Most growers aren’t going to run floaters across the field once the crop is up. Another way to add footprint is to bolt on a set of sprayer duals. Some sprayers will see a benefit from a set on one axle, while others will need duals on both.
Learn More: Sprayer duals can help carry your sprayer through spring’s worst.
Are sprayer duals right for your farm? Speak to one of our traction experts and we’ll discuss your options.
Take Total Control of Your Sprayer’s Performance with CTIS
Top-tech VF radials are a step in the right direction if you want to optimize your sprayer’s performance. If you want to give your soil—and your bottom line—the best protection against compaction, low fuel economy, and poor handling, install a PTG central tire inflation system (CTIS) on your sprayer (self propelled or pull behind).
Optimize Your Tire Pressures for Road and Field

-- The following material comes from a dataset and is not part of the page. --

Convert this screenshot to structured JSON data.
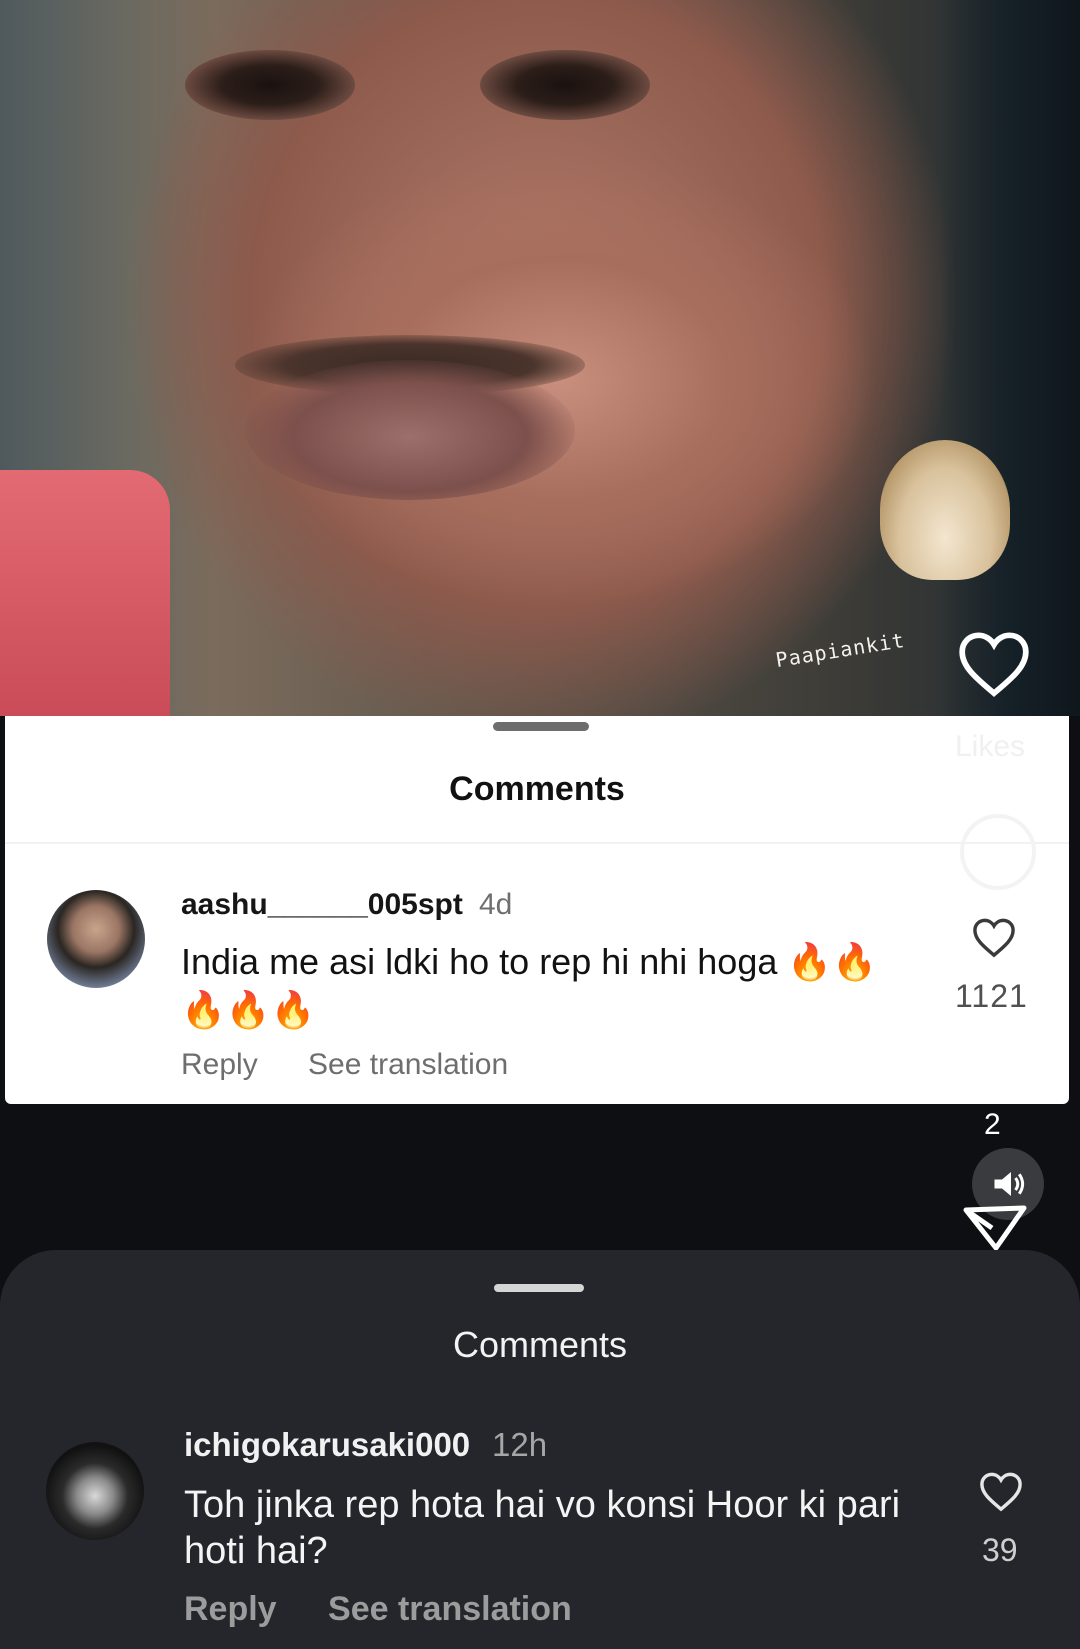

You’ve already discovered the basic problem: Your sprayer’s tires have to perform in two worlds. You need high pressure for the road. And low pressure for the field. Without CTIS and the ability to change your tire pressures throughout the day, you’re left with no good choice except to run your tires at high, road-friendly pressures everywhere. And this is the root cause of all your sprayer problems in the field. If you set a compromise tire pressure—somewhere between ideal road and field pressures—your sprayer isn’t optimized for anything.
Read More: Apply chemicals, not compaction, with a central tire inflation system on your sprayer.
Invest in Your Farm’s Future
As with any traction technology, CTIS requires an initial investment. However, this investment can return ROI to your farm in several ways:
- Increase yields
- Improve handling and ride
- Extend tire life
- Boost fuel economy on the road and in the field.
See How CTIS Increases Your Sprayer’s Footprint and Productivity
These actual footprint maps show how CTIS can provide the optimized footprints that will transform your sprayer’s performance. Inflated to 50 psi, the 380/105R50 tires provide the smallest footprint possible for efficient road travel. When the pressure is lowered to the ideal field pressure of 25 psi, the footprint grows by 30%. As you’ve already learned, when your sprayer’s footprint increases, so does its performance in the field.
Apply Chemicals without Compaction
With CTIS on your sprayer, you control your sprayer’s performance at the touch of a button. And getting set up with a system is just as easy. First, talk with a CTIS Product Specialist at NTS Tire Supply. We’ll discuss all the details, including installation. Once your system is installed, you’re ready to Drive Your Farm Forward with optimized sprayer performance. Less sprayer blight. Less fatigue at the end of a long day. And higher levels of productivity for one of your farm’s most important operations.